> **PROMPT**
All pictures are to be dropped, and the remaining data set down exactly.

> **INFORMATION PROVIDED**
━━━━━━━━━━━━━━━━
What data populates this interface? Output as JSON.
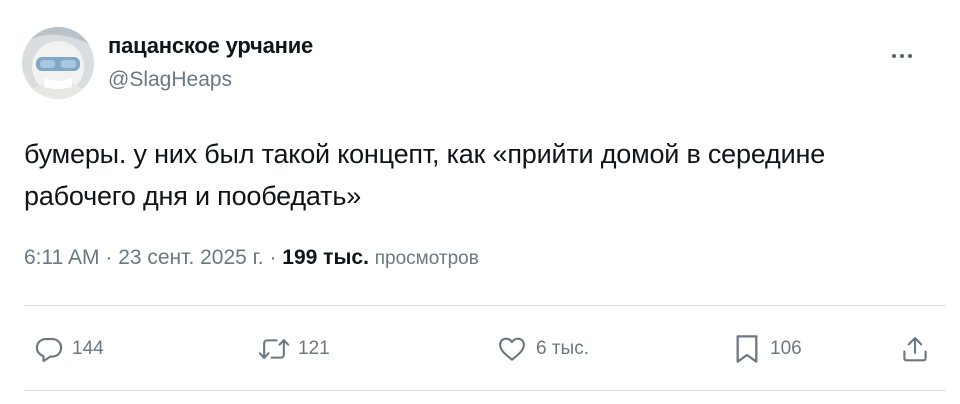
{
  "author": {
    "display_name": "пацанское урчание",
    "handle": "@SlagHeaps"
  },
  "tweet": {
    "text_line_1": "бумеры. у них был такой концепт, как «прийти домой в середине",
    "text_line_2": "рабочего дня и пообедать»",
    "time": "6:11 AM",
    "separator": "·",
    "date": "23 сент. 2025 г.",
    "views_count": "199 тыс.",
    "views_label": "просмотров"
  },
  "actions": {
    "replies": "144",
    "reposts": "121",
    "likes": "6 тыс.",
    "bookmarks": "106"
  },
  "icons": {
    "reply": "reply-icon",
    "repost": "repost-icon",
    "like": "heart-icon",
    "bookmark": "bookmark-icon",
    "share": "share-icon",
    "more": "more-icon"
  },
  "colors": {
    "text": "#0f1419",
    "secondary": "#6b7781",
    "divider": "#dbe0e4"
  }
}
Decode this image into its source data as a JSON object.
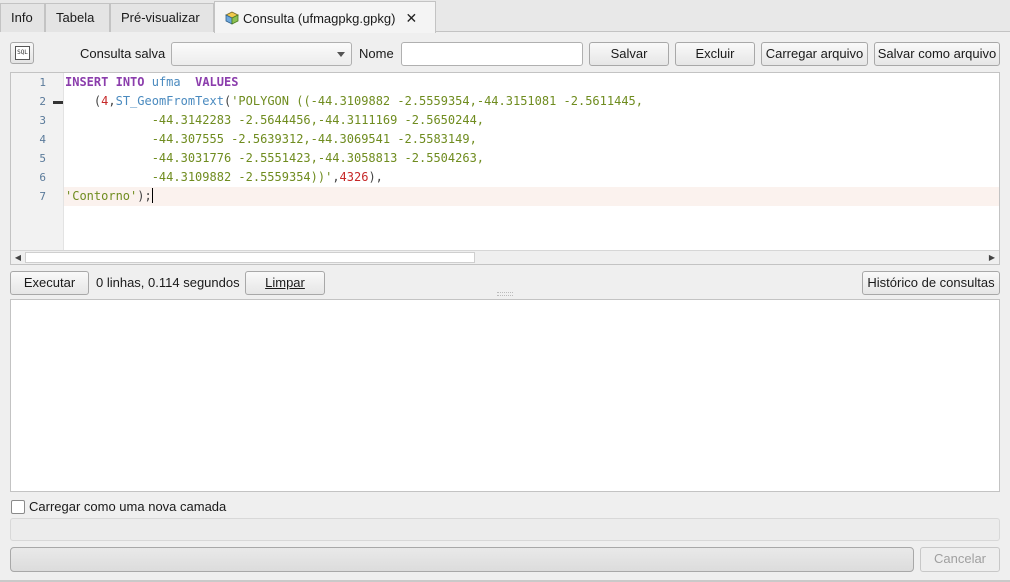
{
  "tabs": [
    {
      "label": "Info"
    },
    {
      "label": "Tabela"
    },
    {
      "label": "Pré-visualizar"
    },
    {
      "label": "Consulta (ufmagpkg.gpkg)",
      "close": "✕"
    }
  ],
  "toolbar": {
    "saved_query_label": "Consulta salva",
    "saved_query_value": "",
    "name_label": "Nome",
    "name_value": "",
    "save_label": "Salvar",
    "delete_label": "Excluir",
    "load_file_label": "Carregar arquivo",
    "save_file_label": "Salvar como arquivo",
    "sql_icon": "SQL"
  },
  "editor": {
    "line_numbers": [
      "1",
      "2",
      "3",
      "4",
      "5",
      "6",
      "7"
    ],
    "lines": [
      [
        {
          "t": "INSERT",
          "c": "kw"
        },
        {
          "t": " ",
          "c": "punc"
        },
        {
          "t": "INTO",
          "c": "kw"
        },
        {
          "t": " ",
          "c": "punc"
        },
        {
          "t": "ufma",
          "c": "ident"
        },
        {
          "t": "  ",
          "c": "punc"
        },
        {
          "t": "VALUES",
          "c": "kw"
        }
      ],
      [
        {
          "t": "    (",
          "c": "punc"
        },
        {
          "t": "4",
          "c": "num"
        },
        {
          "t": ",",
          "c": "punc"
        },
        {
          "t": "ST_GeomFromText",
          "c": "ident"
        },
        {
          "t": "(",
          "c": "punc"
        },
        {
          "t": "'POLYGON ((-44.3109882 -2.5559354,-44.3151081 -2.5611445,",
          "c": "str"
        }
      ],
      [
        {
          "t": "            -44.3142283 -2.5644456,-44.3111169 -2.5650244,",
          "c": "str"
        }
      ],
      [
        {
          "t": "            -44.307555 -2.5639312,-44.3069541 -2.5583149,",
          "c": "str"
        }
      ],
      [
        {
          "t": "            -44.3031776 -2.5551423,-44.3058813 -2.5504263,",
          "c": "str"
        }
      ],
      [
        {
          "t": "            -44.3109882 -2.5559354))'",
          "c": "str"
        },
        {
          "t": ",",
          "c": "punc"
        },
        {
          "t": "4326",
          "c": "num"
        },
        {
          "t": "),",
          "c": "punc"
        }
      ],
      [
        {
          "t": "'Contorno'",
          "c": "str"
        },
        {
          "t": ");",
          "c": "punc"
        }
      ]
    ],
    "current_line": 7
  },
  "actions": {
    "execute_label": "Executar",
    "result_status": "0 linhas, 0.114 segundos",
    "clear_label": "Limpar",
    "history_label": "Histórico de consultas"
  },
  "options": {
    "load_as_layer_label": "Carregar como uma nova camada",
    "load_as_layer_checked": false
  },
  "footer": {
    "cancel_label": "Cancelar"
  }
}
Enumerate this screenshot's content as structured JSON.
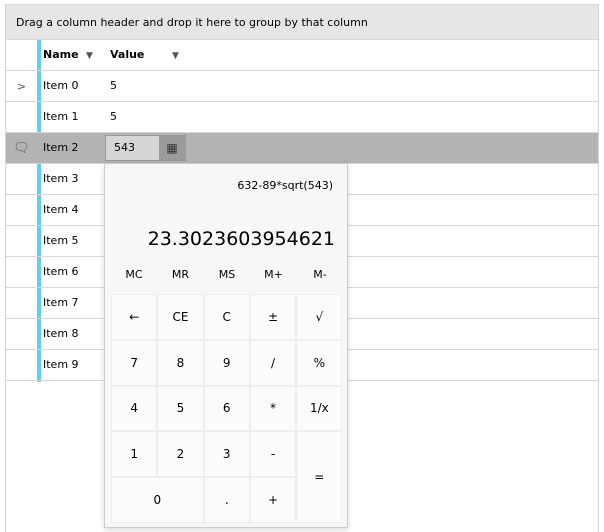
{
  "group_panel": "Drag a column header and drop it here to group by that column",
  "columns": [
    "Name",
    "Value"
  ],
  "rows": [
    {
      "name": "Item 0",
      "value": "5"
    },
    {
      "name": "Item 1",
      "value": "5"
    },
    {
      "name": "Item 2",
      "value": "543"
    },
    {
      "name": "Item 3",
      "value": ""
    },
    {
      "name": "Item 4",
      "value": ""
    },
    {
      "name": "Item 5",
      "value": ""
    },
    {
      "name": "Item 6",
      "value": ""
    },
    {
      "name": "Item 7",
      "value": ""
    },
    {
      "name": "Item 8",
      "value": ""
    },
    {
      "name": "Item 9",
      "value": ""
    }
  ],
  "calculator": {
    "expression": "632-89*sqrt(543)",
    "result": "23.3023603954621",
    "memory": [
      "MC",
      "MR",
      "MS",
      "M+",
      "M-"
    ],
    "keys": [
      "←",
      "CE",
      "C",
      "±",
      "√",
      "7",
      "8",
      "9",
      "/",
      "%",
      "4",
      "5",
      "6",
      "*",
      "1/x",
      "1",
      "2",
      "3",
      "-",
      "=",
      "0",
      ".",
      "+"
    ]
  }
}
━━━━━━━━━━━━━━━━
> **REPLY**
What data populates this interface? Output as JSON.
{
  "author": {
    "display_name": "пацанское урчание",
    "handle": "@SlagHeaps"
  },
  "tweet": {
    "text_line_1": "бумеры. у них был такой концепт, как «прийти домой в середине",
    "text_line_2": "рабочего дня и пообедать»",
    "time": "6:11 AM",
    "separator": "·",
    "date": "23 сент. 2025 г.",
    "views_count": "199 тыс.",
    "views_label": "просмотров"
  },
  "actions": {
    "replies": "144",
    "reposts": "121",
    "likes": "6 тыс.",
    "bookmarks": "106"
  },
  "icons": {
    "reply": "reply-icon",
    "repost": "repost-icon",
    "like": "heart-icon",
    "bookmark": "bookmark-icon",
    "share": "share-icon",
    "more": "more-icon"
  },
  "colors": {
    "text": "#0f1419",
    "secondary": "#6b7781",
    "divider": "#dbe0e4"
  }
}
Decode this image into its source data as a JSON object.
{
  "tabs": [
    {
      "label": "Info"
    },
    {
      "label": "Tabela"
    },
    {
      "label": "Pré-visualizar"
    },
    {
      "label": "Consulta (ufmagpkg.gpkg)",
      "close": "✕"
    }
  ],
  "toolbar": {
    "saved_query_label": "Consulta salva",
    "saved_query_value": "",
    "name_label": "Nome",
    "name_value": "",
    "save_label": "Salvar",
    "delete_label": "Excluir",
    "load_file_label": "Carregar arquivo",
    "save_file_label": "Salvar como arquivo",
    "sql_icon": "SQL"
  },
  "editor": {
    "line_numbers": [
      "1",
      "2",
      "3",
      "4",
      "5",
      "6",
      "7"
    ],
    "lines": [
      [
        {
          "t": "INSERT",
          "c": "kw"
        },
        {
          "t": " ",
          "c": "punc"
        },
        {
          "t": "INTO",
          "c": "kw"
        },
        {
          "t": " ",
          "c": "punc"
        },
        {
          "t": "ufma",
          "c": "ident"
        },
        {
          "t": "  ",
          "c": "punc"
        },
        {
          "t": "VALUES",
          "c": "kw"
        }
      ],
      [
        {
          "t": "    (",
          "c": "punc"
        },
        {
          "t": "4",
          "c": "num"
        },
        {
          "t": ",",
          "c": "punc"
        },
        {
          "t": "ST_GeomFromText",
          "c": "ident"
        },
        {
          "t": "(",
          "c": "punc"
        },
        {
          "t": "'POLYGON ((-44.3109882 -2.5559354,-44.3151081 -2.5611445,",
          "c": "str"
        }
      ],
      [
        {
          "t": "            -44.3142283 -2.5644456,-44.3111169 -2.5650244,",
          "c": "str"
        }
      ],
      [
        {
          "t": "            -44.307555 -2.5639312,-44.3069541 -2.5583149,",
          "c": "str"
        }
      ],
      [
        {
          "t": "            -44.3031776 -2.5551423,-44.3058813 -2.5504263,",
          "c": "str"
        }
      ],
      [
        {
          "t": "            -44.3109882 -2.5559354))'",
          "c": "str"
        },
        {
          "t": ",",
          "c": "punc"
        },
        {
          "t": "4326",
          "c": "num"
        },
        {
          "t": "),",
          "c": "punc"
        }
      ],
      [
        {
          "t": "'Contorno'",
          "c": "str"
        },
        {
          "t": ");",
          "c": "punc"
        }
      ]
    ],
    "current_line": 7
  },
  "actions": {
    "execute_label": "Executar",
    "result_status": "0 linhas, 0.114 segundos",
    "clear_label": "Limpar",
    "history_label": "Histórico de consultas"
  },
  "options": {
    "load_as_layer_label": "Carregar como uma nova camada",
    "load_as_layer_checked": false
  },
  "footer": {
    "cancel_label": "Cancelar"
  }
}
Enumerate this screenshot's content as structured JSON.
{
  "group_panel": "Drag a column header and drop it here to group by that column",
  "columns": [
    "Name",
    "Value"
  ],
  "rows": [
    {
      "name": "Item 0",
      "value": "5"
    },
    {
      "name": "Item 1",
      "value": "5"
    },
    {
      "name": "Item 2",
      "value": "543"
    },
    {
      "name": "Item 3",
      "value": ""
    },
    {
      "name": "Item 4",
      "value": ""
    },
    {
      "name": "Item 5",
      "value": ""
    },
    {
      "name": "Item 6",
      "value": ""
    },
    {
      "name": "Item 7",
      "value": ""
    },
    {
      "name": "Item 8",
      "value": ""
    },
    {
      "name": "Item 9",
      "value": ""
    }
  ],
  "calculator": {
    "expression": "632-89*sqrt(543)",
    "result": "23.3023603954621",
    "memory": [
      "MC",
      "MR",
      "MS",
      "M+",
      "M-"
    ],
    "keys": [
      "←",
      "CE",
      "C",
      "±",
      "√",
      "7",
      "8",
      "9",
      "/",
      "%",
      "4",
      "5",
      "6",
      "*",
      "1/x",
      "1",
      "2",
      "3",
      "-",
      "=",
      "0",
      ".",
      "+"
    ]
  }
}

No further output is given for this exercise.